→ **TASK REQUIREMENTS**
The required answer is each line in the entries below where "JSON" occurs.
※
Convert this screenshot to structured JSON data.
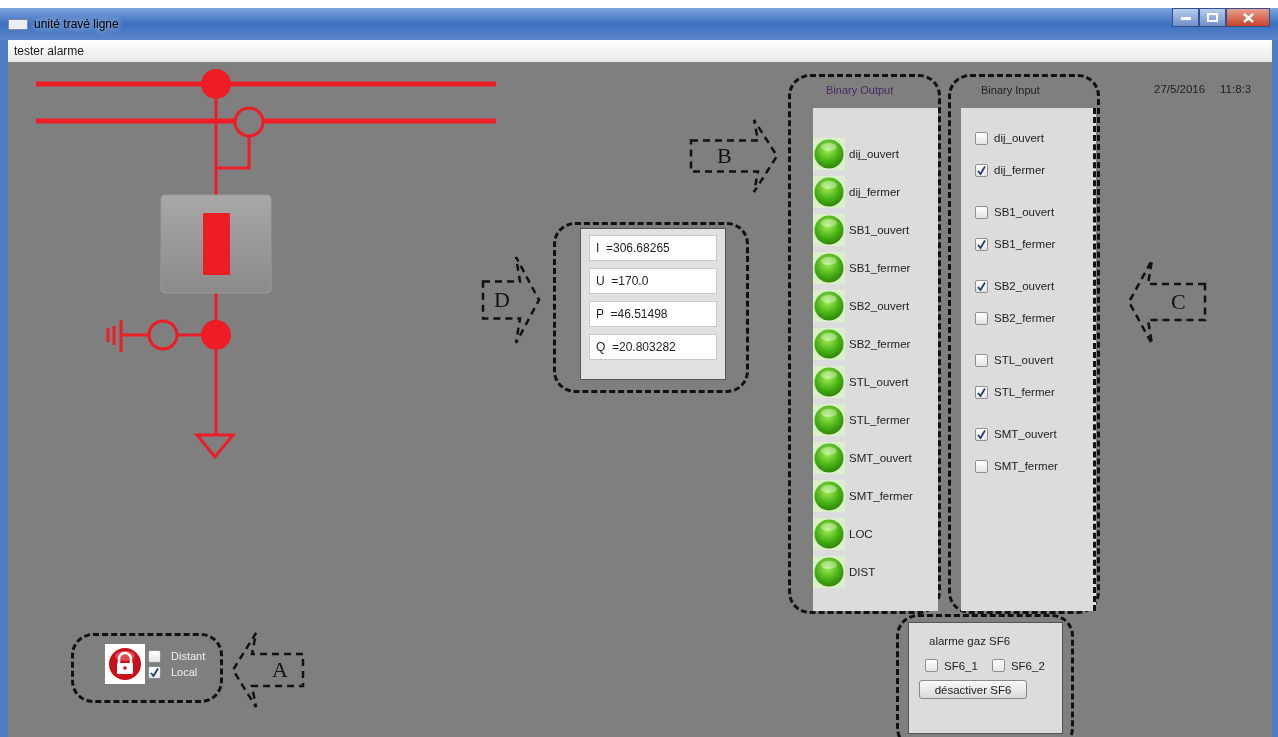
{
  "window": {
    "title": "unité travé ligne"
  },
  "menu": [
    "tester alarme"
  ],
  "datetime": {
    "date": "27/5/2016",
    "time": "11:8:3"
  },
  "measurements": [
    "I  =306.68265",
    "U  =170.0",
    "P  =46.51498",
    "Q  =20.803282"
  ],
  "binary_output": {
    "title": "Binary Output",
    "items": [
      {
        "label": "dij_ouvert",
        "on": true
      },
      {
        "label": "dij_fermer",
        "on": true
      },
      {
        "label": "SB1_ouvert",
        "on": true
      },
      {
        "label": "SB1_fermer",
        "on": true
      },
      {
        "label": "SB2_ouvert",
        "on": true
      },
      {
        "label": "SB2_fermer",
        "on": true
      },
      {
        "label": "STL_ouvert",
        "on": true
      },
      {
        "label": "STL_fermer",
        "on": true
      },
      {
        "label": "SMT_ouvert",
        "on": true
      },
      {
        "label": "SMT_fermer",
        "on": true
      },
      {
        "label": "LOC",
        "on": true
      },
      {
        "label": "DIST",
        "on": true
      }
    ]
  },
  "binary_input": {
    "title": "Binary Input",
    "items": [
      {
        "label": "dij_ouvert",
        "checked": false
      },
      {
        "label": "dij_fermer",
        "checked": true
      },
      {
        "label": "SB1_ouvert",
        "checked": false
      },
      {
        "label": "SB1_fermer",
        "checked": true
      },
      {
        "label": "SB2_ouvert",
        "checked": true
      },
      {
        "label": "SB2_fermer",
        "checked": false
      },
      {
        "label": "STL_ouvert",
        "checked": false
      },
      {
        "label": "STL_fermer",
        "checked": true
      },
      {
        "label": "SMT_ouvert",
        "checked": true
      },
      {
        "label": "SMT_fermer",
        "checked": false
      }
    ]
  },
  "mode": {
    "items": [
      {
        "label": "Distant",
        "checked": false
      },
      {
        "label": "Local",
        "checked": true
      }
    ]
  },
  "sf6": {
    "title": "alarme gaz SF6",
    "items": [
      {
        "label": "SF6_1",
        "checked": false
      },
      {
        "label": "SF6_2",
        "checked": false
      }
    ],
    "button": "désactiver SF6"
  },
  "callouts": [
    {
      "label": "A",
      "kind": "left"
    },
    {
      "label": "B",
      "kind": "right"
    },
    {
      "label": "C",
      "kind": "left"
    },
    {
      "label": "D",
      "kind": "right"
    }
  ]
}
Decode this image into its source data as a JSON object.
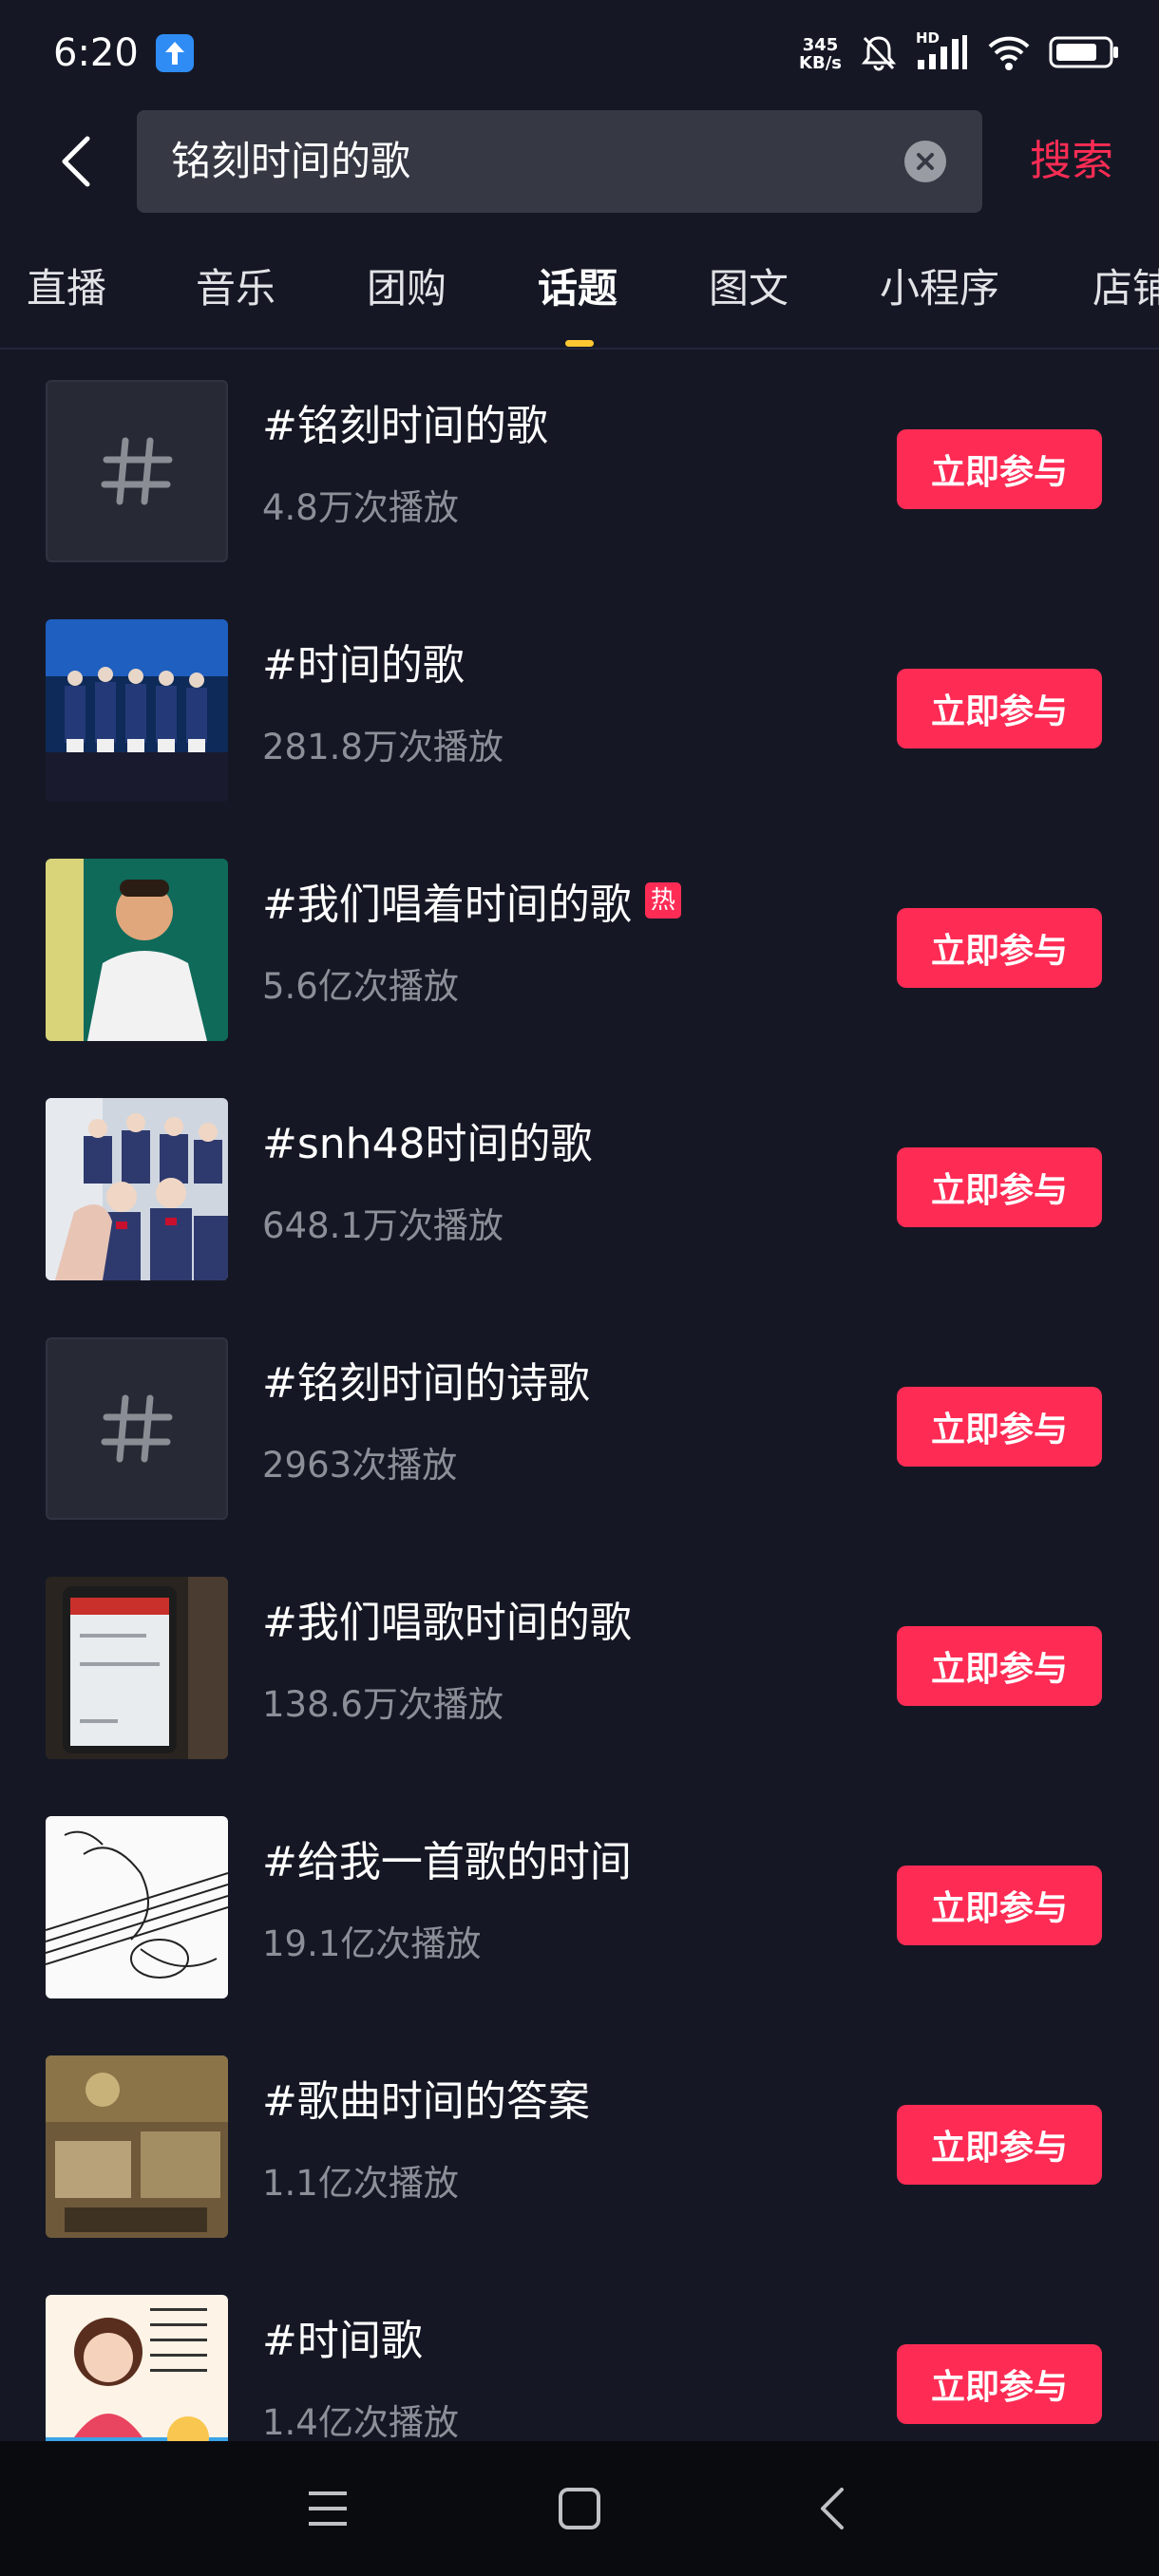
{
  "status_bar": {
    "time": "6:20",
    "net_speed_value": "345",
    "net_speed_unit": "KB/s",
    "network_label": "HD"
  },
  "search": {
    "query": "铭刻时间的歌",
    "submit_label": "搜索"
  },
  "tabs": [
    {
      "label": "直播",
      "active": false
    },
    {
      "label": "音乐",
      "active": false
    },
    {
      "label": "团购",
      "active": false
    },
    {
      "label": "话题",
      "active": true
    },
    {
      "label": "图文",
      "active": false
    },
    {
      "label": "小程序",
      "active": false
    },
    {
      "label": "店铺",
      "active": false
    }
  ],
  "topics": [
    {
      "title": "#铭刻时间的歌",
      "plays": "4.8万次播放",
      "thumb": "hashtag-icon",
      "hot": false
    },
    {
      "title": "#时间的歌",
      "plays": "281.8万次播放",
      "thumb": "stage-performance-image",
      "hot": false
    },
    {
      "title": "#我们唱着时间的歌",
      "plays": "5.6亿次播放",
      "thumb": "singer-portrait-image",
      "hot": true,
      "hot_label": "热"
    },
    {
      "title": "#snh48时间的歌",
      "plays": "648.1万次播放",
      "thumb": "group-photo-image",
      "hot": false
    },
    {
      "title": "#铭刻时间的诗歌",
      "plays": "2963次播放",
      "thumb": "hashtag-icon",
      "hot": false
    },
    {
      "title": "#我们唱歌时间的歌",
      "plays": "138.6万次播放",
      "thumb": "phone-screen-image",
      "hot": false
    },
    {
      "title": "#给我一首歌的时间",
      "plays": "19.1亿次播放",
      "thumb": "guitar-sketch-image",
      "hot": false
    },
    {
      "title": "#歌曲时间的答案",
      "plays": "1.1亿次播放",
      "thumb": "photo-collage-image",
      "hot": false
    },
    {
      "title": "#时间歌",
      "plays": "1.4亿次播放",
      "thumb": "cartoon-girl-image",
      "hot": false
    }
  ],
  "join_label": "立即参与",
  "colors": {
    "background": "#151824",
    "accent": "#fe2c55",
    "tab_indicator": "#fcc832",
    "secondary_text": "#8d8f98"
  }
}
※
→ **OUTPUT FOR THIS EXERCISE**
Convert this screenshot to structured JSON data.
Decode this image into its source data as a JSON object.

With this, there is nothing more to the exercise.